Charities have been exempted from the requirement that they derive at least half of their income from trade in order to access any of the government’s coronavirus loan schemes.
The Coronavirus Business Interruption Loan Scheme allows organizations with annual revenues of up to £45m to access loans of up to £5m for up to six years.
When the scheme first launched last month, many charities were barred from applying because the criteria stated that applicants had to derive at least 50% of their income from trade.
But the British Business Bank, which oversees the scheme, has changed the eligibility criteria to say that registered charities are exempt from the requirement that 50% of their income must come from commercial activities.
Richard Sagar, head of policy at Charity Finance Group, said while the move was welcome, charities were being turned down for the scheme.
“This is a welcome announcement that removes one of the barriers preventing charities from using the CBILS program and demonstrates that the government is listening to our concerns,” he said.
“But even when charities meet program requirements, they are turned down by accredited lenders. The government should learn from CBILS to ensure that the proposed ‘rebound’ loans work for the charitable sector. »
He said there remained fundamental concerns that charities were ‘debt-ridden at a time of deep uncertainty about their future finances’.

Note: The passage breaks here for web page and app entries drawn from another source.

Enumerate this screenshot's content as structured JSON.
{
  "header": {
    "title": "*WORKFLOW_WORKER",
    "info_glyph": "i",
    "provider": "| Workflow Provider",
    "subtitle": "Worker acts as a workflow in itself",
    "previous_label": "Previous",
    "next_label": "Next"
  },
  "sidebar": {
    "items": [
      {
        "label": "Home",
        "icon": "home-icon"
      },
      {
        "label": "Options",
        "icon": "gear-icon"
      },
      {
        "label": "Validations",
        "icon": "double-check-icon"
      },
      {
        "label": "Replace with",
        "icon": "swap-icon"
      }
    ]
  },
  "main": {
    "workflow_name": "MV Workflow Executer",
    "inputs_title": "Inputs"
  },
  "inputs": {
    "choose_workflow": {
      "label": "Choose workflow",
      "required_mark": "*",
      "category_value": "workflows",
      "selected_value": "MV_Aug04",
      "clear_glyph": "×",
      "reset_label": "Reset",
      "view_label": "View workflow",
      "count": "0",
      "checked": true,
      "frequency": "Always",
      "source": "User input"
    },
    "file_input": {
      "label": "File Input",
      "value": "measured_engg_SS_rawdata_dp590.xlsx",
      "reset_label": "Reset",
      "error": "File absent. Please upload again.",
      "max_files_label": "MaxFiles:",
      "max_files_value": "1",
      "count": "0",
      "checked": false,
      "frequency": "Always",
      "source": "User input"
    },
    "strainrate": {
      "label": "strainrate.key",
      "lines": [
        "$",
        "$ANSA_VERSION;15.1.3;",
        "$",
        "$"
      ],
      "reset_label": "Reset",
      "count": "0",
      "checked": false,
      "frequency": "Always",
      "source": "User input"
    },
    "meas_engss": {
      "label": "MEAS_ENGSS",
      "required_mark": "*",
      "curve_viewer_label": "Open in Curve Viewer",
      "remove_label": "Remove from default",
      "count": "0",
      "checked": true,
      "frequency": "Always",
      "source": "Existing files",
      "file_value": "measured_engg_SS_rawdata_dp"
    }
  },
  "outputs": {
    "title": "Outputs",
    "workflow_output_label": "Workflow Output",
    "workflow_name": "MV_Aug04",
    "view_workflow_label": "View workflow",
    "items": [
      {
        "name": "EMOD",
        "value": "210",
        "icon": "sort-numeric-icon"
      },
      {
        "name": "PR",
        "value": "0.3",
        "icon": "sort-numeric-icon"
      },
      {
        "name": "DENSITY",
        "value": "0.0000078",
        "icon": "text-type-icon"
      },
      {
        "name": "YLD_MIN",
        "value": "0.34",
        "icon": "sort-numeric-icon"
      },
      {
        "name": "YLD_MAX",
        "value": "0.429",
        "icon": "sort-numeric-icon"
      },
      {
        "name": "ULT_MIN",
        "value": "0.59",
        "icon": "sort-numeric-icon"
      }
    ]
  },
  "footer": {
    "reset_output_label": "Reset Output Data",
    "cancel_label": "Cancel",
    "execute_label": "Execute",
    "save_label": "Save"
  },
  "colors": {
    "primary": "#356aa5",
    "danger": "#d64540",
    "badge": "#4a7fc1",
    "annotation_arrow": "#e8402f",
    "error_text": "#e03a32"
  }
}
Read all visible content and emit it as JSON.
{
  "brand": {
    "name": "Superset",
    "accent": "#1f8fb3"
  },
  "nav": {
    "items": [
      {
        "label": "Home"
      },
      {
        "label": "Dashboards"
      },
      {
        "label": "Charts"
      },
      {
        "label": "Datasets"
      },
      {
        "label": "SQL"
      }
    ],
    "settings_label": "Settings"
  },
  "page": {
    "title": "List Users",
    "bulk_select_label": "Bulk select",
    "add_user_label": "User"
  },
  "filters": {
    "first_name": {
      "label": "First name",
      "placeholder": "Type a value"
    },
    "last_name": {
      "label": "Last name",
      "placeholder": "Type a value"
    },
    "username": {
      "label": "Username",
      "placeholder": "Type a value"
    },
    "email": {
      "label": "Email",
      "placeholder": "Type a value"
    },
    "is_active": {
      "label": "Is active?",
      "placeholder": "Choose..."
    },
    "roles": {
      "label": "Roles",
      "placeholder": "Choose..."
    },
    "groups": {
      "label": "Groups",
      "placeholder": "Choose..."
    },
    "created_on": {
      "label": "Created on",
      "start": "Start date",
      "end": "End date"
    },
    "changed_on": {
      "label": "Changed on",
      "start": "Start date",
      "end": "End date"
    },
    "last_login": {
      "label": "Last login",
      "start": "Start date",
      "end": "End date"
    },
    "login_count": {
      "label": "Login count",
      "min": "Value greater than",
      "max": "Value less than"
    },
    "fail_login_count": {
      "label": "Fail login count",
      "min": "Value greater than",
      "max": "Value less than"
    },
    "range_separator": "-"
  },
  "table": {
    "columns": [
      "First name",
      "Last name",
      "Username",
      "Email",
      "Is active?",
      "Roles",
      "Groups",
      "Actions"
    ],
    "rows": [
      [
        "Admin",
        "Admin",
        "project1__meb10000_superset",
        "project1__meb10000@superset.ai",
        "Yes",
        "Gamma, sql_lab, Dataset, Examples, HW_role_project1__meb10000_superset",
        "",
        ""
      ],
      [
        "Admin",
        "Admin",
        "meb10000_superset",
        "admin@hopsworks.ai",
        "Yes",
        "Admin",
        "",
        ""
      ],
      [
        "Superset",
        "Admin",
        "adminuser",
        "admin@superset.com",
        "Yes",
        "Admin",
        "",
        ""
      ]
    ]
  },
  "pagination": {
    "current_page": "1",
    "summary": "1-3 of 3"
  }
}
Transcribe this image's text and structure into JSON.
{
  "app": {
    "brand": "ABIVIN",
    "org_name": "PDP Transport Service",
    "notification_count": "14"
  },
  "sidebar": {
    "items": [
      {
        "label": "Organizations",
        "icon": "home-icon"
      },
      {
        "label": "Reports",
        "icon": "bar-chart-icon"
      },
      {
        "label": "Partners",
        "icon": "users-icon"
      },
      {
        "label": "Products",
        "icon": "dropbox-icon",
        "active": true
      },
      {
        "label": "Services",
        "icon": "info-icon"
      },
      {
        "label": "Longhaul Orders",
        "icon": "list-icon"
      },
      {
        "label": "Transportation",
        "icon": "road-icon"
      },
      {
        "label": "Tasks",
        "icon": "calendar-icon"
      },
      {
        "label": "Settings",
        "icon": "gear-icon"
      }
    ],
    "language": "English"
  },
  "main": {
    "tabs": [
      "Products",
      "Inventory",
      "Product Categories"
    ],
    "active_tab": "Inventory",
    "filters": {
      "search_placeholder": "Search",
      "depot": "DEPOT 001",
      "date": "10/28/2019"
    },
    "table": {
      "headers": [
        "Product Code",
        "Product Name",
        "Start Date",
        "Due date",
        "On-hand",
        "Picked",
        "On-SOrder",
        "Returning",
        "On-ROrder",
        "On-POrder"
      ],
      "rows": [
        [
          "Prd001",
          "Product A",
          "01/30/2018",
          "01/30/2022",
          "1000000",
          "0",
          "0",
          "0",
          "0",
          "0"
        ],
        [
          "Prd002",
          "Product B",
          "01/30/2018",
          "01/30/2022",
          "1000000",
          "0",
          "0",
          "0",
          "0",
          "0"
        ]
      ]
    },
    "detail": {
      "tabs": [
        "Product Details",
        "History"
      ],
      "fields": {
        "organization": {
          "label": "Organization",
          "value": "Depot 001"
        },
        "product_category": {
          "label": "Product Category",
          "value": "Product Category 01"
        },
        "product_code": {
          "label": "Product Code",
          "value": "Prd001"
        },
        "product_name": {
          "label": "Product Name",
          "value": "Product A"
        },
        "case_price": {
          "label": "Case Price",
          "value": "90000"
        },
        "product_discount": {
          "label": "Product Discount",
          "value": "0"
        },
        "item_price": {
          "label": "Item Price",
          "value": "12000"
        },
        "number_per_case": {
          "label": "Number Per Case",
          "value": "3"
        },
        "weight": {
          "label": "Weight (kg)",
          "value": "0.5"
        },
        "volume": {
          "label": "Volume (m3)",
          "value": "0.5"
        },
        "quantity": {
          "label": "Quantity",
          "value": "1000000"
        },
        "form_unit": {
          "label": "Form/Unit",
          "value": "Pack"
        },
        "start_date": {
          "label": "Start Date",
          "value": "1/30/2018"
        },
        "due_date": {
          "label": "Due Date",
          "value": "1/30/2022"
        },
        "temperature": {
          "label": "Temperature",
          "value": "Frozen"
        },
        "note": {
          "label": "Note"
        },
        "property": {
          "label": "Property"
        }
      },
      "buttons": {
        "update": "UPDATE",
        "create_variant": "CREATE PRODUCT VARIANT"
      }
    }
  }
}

He said: “This could hamper their financial viability and ability to deliver public benefits when the country emerges from the Covid-19 emergency.”